--- START ---

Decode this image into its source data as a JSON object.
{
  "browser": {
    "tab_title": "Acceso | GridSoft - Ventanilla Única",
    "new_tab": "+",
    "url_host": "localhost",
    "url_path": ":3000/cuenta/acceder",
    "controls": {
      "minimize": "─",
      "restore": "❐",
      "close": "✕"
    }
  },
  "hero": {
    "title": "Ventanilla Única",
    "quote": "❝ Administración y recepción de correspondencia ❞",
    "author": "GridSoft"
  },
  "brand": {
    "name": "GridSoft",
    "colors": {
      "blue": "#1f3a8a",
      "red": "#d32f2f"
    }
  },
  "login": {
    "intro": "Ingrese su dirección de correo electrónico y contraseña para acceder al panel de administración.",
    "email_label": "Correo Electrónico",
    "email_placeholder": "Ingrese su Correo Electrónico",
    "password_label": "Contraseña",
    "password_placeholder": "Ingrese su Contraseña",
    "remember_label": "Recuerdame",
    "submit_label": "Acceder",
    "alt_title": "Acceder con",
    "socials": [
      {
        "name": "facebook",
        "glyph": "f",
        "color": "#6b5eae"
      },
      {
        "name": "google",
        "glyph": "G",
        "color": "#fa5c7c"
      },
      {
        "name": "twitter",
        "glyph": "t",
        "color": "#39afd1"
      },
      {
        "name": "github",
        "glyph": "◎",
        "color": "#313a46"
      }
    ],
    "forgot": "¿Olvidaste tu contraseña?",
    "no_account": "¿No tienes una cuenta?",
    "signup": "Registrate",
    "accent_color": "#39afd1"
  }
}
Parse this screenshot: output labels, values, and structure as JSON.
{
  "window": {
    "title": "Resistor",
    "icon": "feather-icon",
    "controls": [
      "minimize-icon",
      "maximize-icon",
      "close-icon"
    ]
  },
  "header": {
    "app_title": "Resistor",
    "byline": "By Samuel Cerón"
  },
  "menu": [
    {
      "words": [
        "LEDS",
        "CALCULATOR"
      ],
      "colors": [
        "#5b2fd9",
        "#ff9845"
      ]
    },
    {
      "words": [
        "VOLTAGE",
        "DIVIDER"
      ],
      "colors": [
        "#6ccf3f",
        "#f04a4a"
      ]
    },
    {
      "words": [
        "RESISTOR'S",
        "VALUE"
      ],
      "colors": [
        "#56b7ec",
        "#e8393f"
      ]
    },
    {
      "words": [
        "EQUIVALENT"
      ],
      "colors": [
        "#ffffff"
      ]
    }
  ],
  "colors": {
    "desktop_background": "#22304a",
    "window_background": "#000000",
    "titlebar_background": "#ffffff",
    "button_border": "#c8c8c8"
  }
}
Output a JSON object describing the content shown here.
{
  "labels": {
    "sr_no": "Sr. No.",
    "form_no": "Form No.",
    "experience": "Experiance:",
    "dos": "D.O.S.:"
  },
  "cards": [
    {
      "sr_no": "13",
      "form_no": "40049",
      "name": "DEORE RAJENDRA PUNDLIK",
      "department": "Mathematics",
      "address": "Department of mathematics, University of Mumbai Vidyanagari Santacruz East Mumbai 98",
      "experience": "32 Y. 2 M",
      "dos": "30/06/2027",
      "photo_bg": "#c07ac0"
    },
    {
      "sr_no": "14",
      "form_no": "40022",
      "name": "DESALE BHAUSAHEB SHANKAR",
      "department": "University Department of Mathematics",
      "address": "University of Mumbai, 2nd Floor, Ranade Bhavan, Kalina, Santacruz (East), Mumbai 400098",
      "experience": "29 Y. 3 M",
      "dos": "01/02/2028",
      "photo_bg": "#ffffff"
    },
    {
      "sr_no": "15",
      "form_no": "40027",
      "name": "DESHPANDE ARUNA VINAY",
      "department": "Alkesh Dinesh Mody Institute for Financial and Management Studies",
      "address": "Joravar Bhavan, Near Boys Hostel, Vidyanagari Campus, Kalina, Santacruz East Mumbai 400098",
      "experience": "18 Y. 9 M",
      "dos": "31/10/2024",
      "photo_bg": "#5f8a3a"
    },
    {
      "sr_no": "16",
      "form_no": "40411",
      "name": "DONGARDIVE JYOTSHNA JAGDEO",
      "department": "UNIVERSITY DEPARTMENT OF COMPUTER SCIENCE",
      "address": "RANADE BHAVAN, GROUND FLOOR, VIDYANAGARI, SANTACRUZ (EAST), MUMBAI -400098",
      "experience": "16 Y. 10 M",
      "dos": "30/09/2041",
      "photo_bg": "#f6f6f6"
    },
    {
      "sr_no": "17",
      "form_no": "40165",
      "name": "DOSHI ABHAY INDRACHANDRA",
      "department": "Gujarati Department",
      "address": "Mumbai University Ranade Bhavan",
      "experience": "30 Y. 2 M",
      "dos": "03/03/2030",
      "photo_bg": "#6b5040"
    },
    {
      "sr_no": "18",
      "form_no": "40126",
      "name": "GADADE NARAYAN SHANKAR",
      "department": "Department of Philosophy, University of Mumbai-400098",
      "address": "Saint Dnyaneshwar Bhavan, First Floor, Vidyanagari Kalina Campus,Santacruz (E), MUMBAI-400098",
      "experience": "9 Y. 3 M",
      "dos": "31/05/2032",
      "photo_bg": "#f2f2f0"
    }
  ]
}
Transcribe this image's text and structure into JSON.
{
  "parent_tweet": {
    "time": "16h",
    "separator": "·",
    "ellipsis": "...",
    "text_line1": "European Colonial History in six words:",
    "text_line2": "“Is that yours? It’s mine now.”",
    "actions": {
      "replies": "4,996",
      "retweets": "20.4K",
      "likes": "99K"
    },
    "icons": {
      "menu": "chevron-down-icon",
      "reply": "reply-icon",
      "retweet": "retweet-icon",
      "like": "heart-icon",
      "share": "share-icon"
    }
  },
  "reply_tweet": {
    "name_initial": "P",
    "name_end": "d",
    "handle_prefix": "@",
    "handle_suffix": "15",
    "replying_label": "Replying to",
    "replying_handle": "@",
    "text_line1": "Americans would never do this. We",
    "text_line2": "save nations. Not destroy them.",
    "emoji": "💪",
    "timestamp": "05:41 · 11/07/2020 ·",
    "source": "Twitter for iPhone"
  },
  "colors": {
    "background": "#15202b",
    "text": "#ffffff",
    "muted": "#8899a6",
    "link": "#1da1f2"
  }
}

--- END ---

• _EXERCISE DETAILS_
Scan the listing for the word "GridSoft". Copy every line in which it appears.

• _OUTPUT BELOW_
    "tab_title": "Acceso | GridSoft - Ventanilla Única",
    "author": "GridSoft"
    "name": "GridSoft",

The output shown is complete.